Rabies is a viral infection transmitted in the saliva of infected mammals. The virus enters the central nervous system of the host, and without treatment is almost always fatal.
The purpose of the Howard County Health Department’s rabies surveillance program is to protect the public from the threat of rabies by way of accurate and timely reporting, recording, communication, and follow-up in response to bites sustained by humans from warm-blooded mammals.
Reporting: By law, all mammal to human bites must be reported as soon as possible after the incident has occurred. The majority of bite reports come from hospitals, clinics, police and sheriff’s departments, the local Humane Society, and schools. However, anyone can and should report a biting incident. To report an animal bite, call Joe Cross at the Howard County Health Department at 456-2406. If Mr. Cross is not in at the time that you call, please leave a clear message including addresses and phone numbers for the owner of the animal and the victim of the bite. Animal bites can also be reported in person at the Health Department office at 120 East Mulberry Street in Kokomo on the 2nd floor, Room 210, between the hours of 8 AM to 4 PM, Monday through Friday. The date of the bite must be included in the report.
Ten-Day Confinement for Observation: Only dogs, cats, and ferrets can be confined for ten-day observation. The animal must be confined and observed for signs of illness for a period of ten days regardless of the animal’s vaccination status. Rabies vaccinations are highly effective for these animals but do not guarantee immunity against rabies. Pets can normally be confined and observed on their owner’s property provided that an effective means is in place to keep them confined, such as a fenced yard, sturdy leash or chain, or a building from which they cannot escape. If the owner does not have adequate means to contain the animal, they can contact a local animal boarding facility.
If the dog, cat, or ferret is a stray, then the victim’s family physician should be consulted and all circumstances considered regarding the necessity for rabies post-exposure treatment.
In rare cases, strict quarantine measures are necessary. For example, if a family pet is attacked by a wild animal, such as a raccoon or coyote, and the biting animal escapes, then strict isolation can be enforced in which the pet is kept from all contact with other animals or humans* for a period of three months, (*with the exception of the person caring for the animal’s basic needs.)
Wild Animals: If an animal is not a dog, cat, or ferret, or a domesticated farm animal, it is considered a wild animal. This is true regardless of whether the suspect animal is considered a pet by its owner. In wild animal bite cases, the individual species are considered before deciding whether to euthanize the animal for rabies testing.
Farm Animals: Horses, cattle, pigs, sheep or goats are to be considered on a case by case basis. Quarantine measures are usually a non-issue for animals such as these.
Status of Rabies in Indiana
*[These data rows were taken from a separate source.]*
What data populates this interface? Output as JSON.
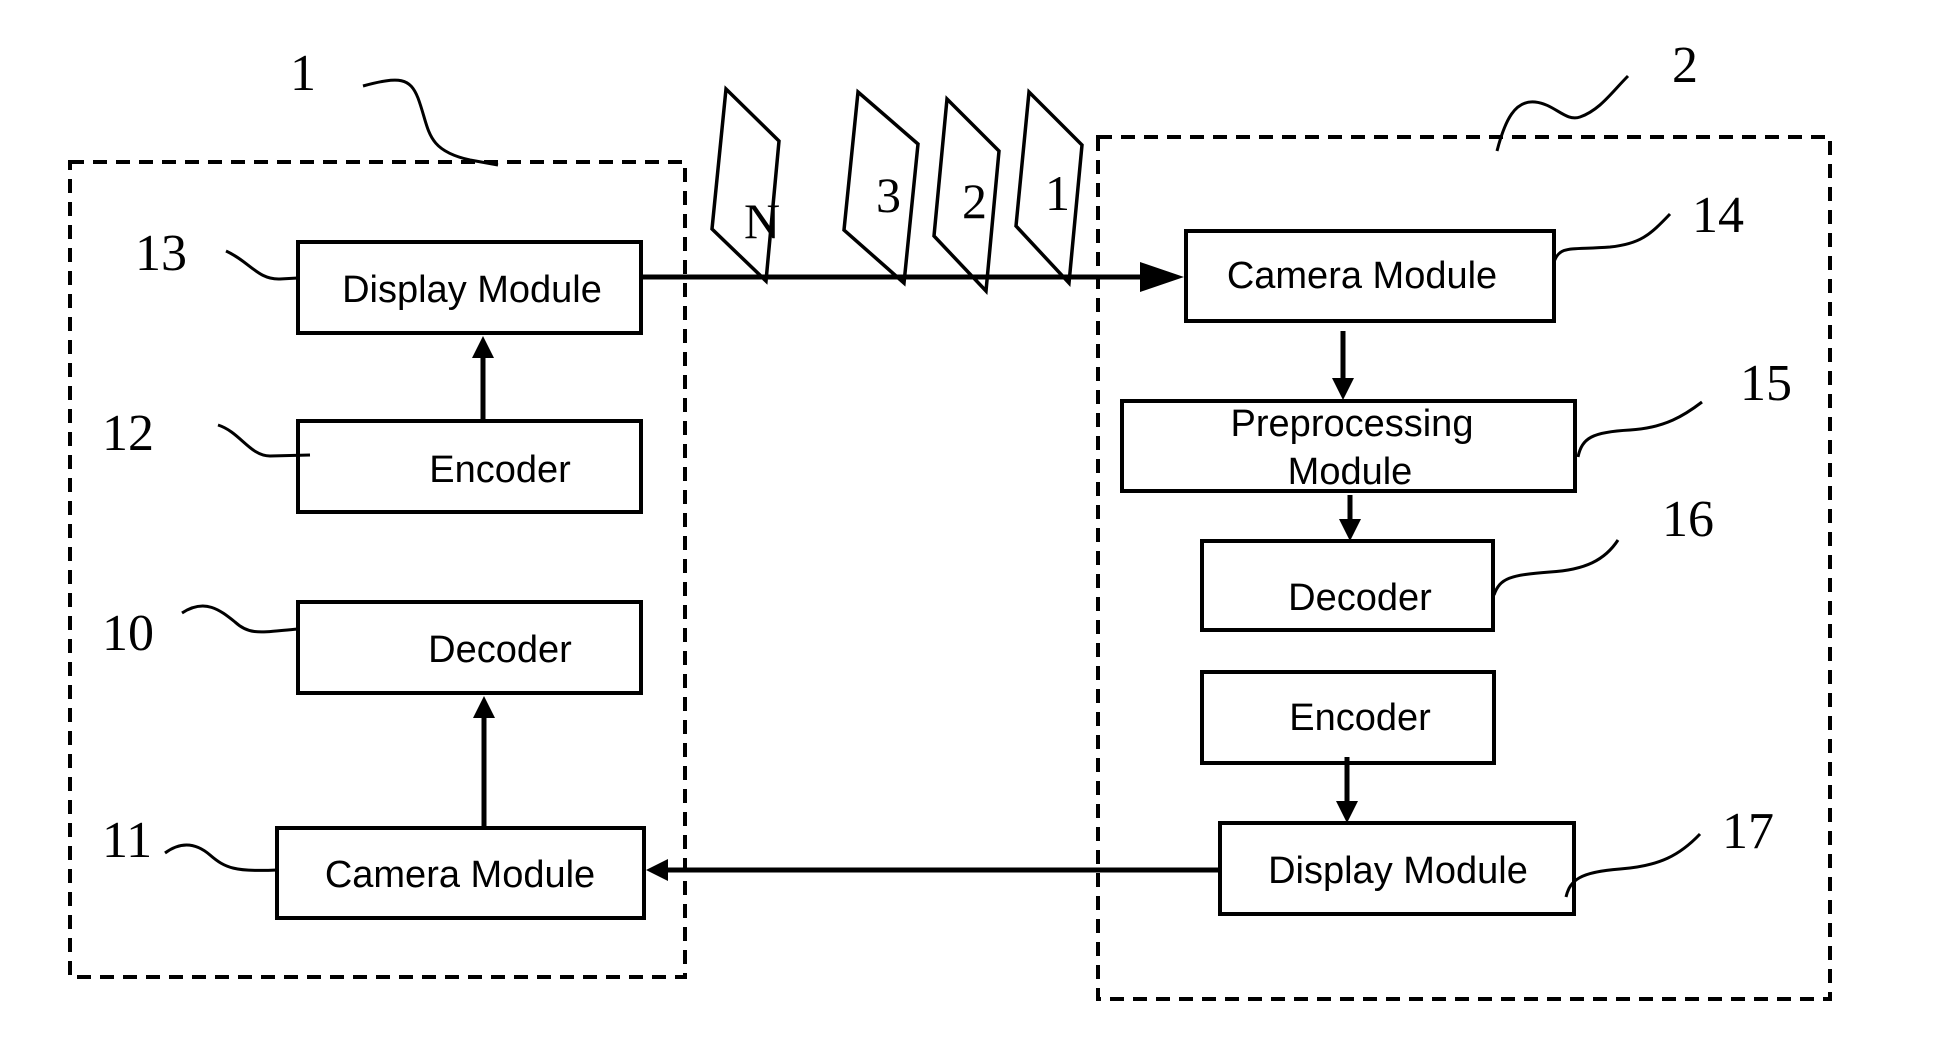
{
  "figure": {
    "device1": {
      "ref": "1",
      "modules": [
        {
          "ref": "13",
          "label": "Display Module"
        },
        {
          "ref": "12",
          "label": "Encoder"
        },
        {
          "ref": "10",
          "label": "Decoder"
        },
        {
          "ref": "11",
          "label": "Camera Module"
        }
      ]
    },
    "device2": {
      "ref": "2",
      "modules": [
        {
          "ref": "14",
          "label": "Camera Module"
        },
        {
          "ref": "15",
          "label_line1": "Preprocessing",
          "label_line2": "Module"
        },
        {
          "ref": "16",
          "label": "Decoder"
        },
        {
          "ref": "",
          "label": "Encoder"
        },
        {
          "ref": "17",
          "label": "Display Module"
        }
      ]
    },
    "frames": [
      "N",
      "3",
      "2",
      "1"
    ]
  }
}
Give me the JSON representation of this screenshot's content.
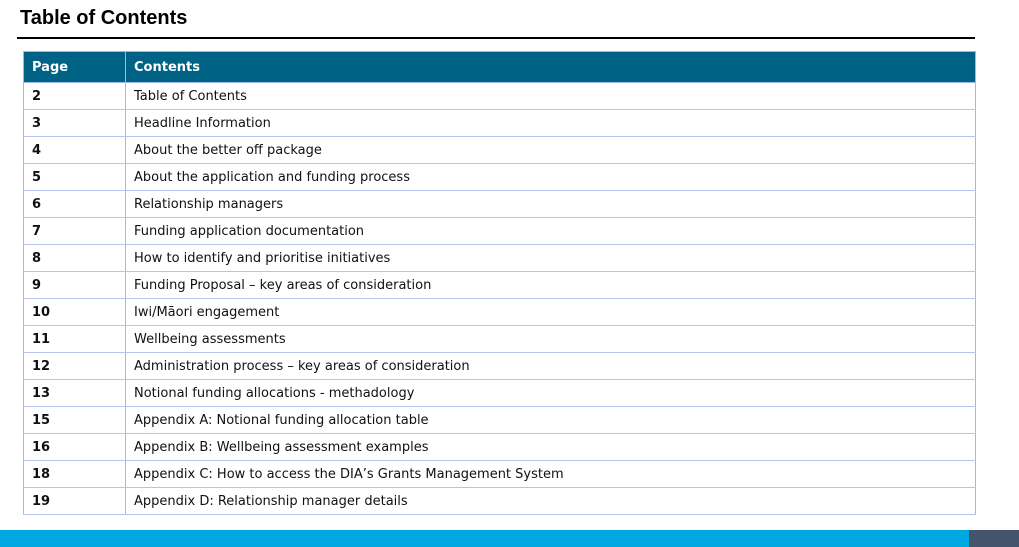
{
  "title": "Table of Contents",
  "table": {
    "headers": [
      "Page",
      "Contents"
    ],
    "rows": [
      {
        "page": "2",
        "contents": "Table of Contents"
      },
      {
        "page": "3",
        "contents": "Headline Information"
      },
      {
        "page": "4",
        "contents": "About the better off package"
      },
      {
        "page": "5",
        "contents": "About the application and funding process"
      },
      {
        "page": "6",
        "contents": "Relationship managers"
      },
      {
        "page": "7",
        "contents": "Funding application documentation"
      },
      {
        "page": "8",
        "contents": "How to identify and prioritise initiatives"
      },
      {
        "page": "9",
        "contents": "Funding Proposal – key areas of consideration"
      },
      {
        "page": "10",
        "contents": "Iwi/Māori engagement"
      },
      {
        "page": "11",
        "contents": "Wellbeing assessments"
      },
      {
        "page": "12",
        "contents": "Administration process – key areas of consideration"
      },
      {
        "page": "13",
        "contents": "Notional funding allocations - methadology"
      },
      {
        "page": "15",
        "contents": "Appendix A: Notional funding allocation table"
      },
      {
        "page": "16",
        "contents": "Appendix B: Wellbeing assessment examples"
      },
      {
        "page": "18",
        "contents": "Appendix C: How to access the DIA’s Grants Management System"
      },
      {
        "page": "19",
        "contents": "Appendix D: Relationship manager details"
      }
    ]
  },
  "colors": {
    "header": "#006385",
    "footer_bar": "#00a8e1",
    "footer_block": "#44546a"
  }
}
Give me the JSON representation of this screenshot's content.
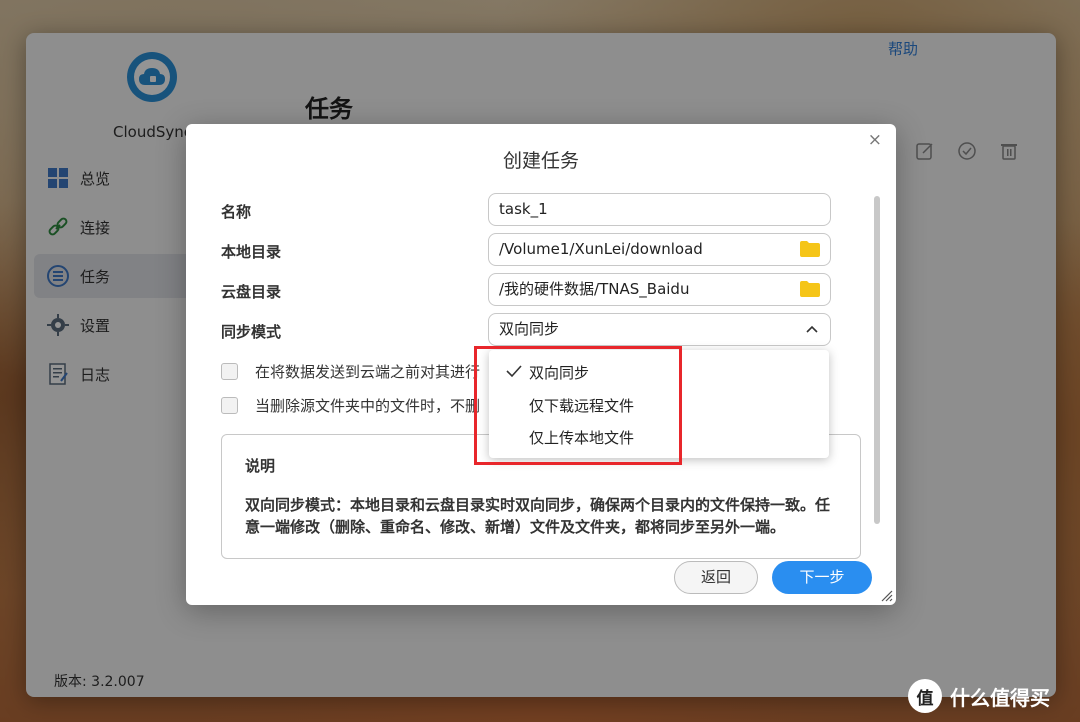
{
  "app": {
    "help_label": "帮助",
    "name": "CloudSync",
    "version": "版本: 3.2.007",
    "page_title": "任务"
  },
  "sidebar": {
    "items": [
      {
        "label": "总览",
        "icon": "overview-icon"
      },
      {
        "label": "连接",
        "icon": "link-icon"
      },
      {
        "label": "任务",
        "icon": "task-icon",
        "active": true
      },
      {
        "label": "设置",
        "icon": "gear-icon"
      },
      {
        "label": "日志",
        "icon": "log-icon"
      }
    ]
  },
  "toolbar": {
    "icons": [
      "edit-icon",
      "check-circle-icon",
      "trash-icon"
    ]
  },
  "dialog": {
    "title": "创建任务",
    "close": "×",
    "name_label": "名称",
    "name_value": "task_1",
    "local_dir_label": "本地目录",
    "local_dir_value": "/Volume1/XunLei/download",
    "cloud_dir_label": "云盘目录",
    "cloud_dir_value": "/我的硬件数据/TNAS_Baidu",
    "sync_mode_label": "同步模式",
    "sync_mode_value": "双向同步",
    "checkbox1_label": "在将数据发送到云端之前对其进行",
    "checkbox2_label": "当删除源文件夹中的文件时，不删",
    "desc_title": "说明",
    "desc_text": "双向同步模式：本地目录和云盘目录实时双向同步，确保两个目录内的文件保持一致。任意一端修改（删除、重命名、修改、新增）文件及文件夹，都将同步至另外一端。",
    "back_label": "返回",
    "next_label": "下一步"
  },
  "dropdown": {
    "options": [
      "双向同步",
      "仅下载远程文件",
      "仅上传本地文件"
    ],
    "selected": "双向同步"
  },
  "watermark": {
    "logo_char": "值",
    "text": "什么值得买"
  },
  "colors": {
    "accent": "#2a8ef0",
    "highlight": "#e8262b",
    "folder": "#f5c518"
  }
}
Presently, rabies is very rare in Indiana. Now and then Howard County has had a bat test positive for the virus. In southern Indiana, there are occasional reports of a skunk or fox turning up positive. Nobody can be absolutely sure about when or where rabies will show up. Because the disease is so deadly, it is imperative that a well-documented rabies surveillance program be maintained.
For more information, please see the link below: